* _WHAT THE TASK ASKS_:
Your reply must be one number: the count of lines in the data below that contain "clerk".

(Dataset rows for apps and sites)
=====
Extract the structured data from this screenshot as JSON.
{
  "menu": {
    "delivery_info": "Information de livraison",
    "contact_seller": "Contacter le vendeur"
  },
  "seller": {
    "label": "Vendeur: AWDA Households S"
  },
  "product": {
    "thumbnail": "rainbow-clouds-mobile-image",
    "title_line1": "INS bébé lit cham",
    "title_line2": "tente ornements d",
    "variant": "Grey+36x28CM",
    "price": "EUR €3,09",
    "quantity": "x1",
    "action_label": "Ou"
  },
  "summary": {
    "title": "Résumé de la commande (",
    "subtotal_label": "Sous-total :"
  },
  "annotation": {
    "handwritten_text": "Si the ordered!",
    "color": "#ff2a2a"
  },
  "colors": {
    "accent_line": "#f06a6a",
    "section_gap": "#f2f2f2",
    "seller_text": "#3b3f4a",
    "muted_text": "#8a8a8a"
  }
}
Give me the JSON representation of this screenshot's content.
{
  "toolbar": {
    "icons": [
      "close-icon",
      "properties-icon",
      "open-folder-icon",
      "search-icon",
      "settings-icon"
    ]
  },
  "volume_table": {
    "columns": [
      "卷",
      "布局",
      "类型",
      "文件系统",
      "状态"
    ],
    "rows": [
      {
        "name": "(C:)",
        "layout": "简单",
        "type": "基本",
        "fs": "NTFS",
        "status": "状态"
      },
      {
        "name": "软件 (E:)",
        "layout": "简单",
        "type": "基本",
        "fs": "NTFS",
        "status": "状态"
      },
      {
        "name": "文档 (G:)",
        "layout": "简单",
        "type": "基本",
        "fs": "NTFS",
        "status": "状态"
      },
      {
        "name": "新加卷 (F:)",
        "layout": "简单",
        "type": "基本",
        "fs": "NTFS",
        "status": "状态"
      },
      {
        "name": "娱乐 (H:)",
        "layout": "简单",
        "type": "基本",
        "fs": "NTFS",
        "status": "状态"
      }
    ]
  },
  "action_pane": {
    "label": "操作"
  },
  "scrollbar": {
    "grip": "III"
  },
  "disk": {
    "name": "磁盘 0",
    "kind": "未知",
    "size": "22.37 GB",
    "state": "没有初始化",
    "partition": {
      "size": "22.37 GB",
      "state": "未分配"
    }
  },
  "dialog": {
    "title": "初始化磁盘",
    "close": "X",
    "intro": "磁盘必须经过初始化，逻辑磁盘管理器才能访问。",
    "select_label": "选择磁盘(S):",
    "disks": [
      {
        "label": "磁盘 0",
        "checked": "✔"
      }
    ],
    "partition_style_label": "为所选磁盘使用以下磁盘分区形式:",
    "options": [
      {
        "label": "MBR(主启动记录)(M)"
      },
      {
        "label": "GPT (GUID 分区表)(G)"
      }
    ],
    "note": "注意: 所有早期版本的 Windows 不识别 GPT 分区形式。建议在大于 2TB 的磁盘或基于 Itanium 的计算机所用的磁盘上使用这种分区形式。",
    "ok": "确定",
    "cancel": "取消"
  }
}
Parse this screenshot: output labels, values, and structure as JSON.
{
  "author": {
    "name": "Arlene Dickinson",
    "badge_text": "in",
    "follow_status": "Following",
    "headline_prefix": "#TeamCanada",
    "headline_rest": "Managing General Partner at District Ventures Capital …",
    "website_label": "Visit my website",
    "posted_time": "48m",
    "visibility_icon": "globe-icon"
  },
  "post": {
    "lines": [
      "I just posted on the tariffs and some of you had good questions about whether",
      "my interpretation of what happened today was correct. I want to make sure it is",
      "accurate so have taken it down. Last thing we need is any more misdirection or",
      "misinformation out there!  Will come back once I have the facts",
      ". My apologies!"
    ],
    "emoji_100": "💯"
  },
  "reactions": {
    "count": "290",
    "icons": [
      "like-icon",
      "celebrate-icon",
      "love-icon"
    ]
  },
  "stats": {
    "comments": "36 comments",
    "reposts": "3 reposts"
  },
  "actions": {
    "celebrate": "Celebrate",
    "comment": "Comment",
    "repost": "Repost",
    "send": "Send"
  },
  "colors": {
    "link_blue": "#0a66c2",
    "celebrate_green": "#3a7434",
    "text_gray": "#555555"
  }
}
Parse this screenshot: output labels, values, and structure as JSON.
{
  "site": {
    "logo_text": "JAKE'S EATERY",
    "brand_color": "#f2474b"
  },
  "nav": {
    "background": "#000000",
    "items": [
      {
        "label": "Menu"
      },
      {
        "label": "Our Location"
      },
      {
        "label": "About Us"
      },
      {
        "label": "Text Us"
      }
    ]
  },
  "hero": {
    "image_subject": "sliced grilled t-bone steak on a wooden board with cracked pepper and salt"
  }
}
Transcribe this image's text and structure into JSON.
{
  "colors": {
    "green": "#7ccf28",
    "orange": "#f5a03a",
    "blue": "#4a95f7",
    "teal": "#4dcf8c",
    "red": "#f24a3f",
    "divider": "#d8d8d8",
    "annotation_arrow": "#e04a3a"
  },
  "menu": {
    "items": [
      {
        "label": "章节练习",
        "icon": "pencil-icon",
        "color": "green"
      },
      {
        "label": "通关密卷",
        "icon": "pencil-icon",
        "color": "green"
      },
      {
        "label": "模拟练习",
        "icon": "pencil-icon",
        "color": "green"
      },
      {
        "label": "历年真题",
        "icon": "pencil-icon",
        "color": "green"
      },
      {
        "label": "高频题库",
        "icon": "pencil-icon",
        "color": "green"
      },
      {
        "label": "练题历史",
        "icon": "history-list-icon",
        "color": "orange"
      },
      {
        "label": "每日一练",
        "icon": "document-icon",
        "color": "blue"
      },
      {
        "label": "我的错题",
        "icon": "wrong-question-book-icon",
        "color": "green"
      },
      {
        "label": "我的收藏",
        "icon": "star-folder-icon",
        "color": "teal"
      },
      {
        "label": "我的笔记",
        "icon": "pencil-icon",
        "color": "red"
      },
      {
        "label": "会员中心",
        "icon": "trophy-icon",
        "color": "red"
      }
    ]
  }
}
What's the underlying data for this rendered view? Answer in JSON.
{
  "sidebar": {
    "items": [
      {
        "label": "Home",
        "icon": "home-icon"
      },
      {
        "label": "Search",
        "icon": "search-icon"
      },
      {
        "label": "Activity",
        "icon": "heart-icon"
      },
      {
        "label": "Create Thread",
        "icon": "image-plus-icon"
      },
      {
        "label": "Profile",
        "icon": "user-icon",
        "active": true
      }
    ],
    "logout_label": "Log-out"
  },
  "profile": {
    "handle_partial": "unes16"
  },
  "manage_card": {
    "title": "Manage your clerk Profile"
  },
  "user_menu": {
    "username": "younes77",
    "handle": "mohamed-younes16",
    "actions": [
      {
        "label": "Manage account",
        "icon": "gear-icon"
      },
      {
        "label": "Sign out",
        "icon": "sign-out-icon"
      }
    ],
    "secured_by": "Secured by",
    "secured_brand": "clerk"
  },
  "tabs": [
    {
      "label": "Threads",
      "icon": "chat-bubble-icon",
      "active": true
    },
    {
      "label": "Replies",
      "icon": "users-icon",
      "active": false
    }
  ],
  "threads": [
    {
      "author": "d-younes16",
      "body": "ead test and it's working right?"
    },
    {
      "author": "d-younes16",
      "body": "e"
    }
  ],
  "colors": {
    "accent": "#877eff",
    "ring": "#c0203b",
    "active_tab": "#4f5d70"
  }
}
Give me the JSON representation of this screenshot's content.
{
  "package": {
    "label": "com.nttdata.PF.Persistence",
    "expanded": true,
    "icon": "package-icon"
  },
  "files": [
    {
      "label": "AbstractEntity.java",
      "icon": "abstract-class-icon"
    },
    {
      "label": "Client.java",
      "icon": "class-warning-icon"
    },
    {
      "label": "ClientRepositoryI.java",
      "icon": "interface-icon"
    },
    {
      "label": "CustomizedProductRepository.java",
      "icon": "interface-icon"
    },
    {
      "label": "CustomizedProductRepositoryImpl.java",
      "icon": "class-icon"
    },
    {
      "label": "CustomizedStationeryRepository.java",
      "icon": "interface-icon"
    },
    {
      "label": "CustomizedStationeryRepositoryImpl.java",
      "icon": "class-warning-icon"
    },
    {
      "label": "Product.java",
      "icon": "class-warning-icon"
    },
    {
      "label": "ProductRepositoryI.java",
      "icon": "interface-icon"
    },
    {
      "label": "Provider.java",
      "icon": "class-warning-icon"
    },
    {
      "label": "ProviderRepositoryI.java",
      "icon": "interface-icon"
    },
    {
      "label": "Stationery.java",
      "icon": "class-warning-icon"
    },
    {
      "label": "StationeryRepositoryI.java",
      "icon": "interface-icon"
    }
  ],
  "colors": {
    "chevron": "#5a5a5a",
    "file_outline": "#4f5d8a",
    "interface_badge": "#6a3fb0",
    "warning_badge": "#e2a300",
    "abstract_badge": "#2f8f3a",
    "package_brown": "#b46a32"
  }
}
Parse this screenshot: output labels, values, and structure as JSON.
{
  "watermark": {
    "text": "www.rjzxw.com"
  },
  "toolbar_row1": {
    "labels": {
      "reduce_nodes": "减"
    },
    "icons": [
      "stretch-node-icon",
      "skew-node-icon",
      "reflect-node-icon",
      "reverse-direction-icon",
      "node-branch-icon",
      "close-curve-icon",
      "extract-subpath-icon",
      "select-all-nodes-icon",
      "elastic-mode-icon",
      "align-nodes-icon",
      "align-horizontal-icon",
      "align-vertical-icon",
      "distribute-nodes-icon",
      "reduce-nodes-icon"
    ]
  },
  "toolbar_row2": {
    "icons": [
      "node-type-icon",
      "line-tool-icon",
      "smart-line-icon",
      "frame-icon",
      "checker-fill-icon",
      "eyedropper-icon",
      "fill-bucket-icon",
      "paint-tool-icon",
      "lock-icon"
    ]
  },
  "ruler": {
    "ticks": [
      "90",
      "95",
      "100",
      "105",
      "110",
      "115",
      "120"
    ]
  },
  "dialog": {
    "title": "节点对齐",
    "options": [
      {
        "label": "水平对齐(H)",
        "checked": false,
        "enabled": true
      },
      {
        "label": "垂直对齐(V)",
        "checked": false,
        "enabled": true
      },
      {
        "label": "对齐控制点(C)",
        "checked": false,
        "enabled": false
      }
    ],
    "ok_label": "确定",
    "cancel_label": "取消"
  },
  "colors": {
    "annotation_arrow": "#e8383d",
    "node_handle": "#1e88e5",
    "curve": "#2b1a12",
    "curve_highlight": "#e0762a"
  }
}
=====
* _FINAL ANSWER_:
2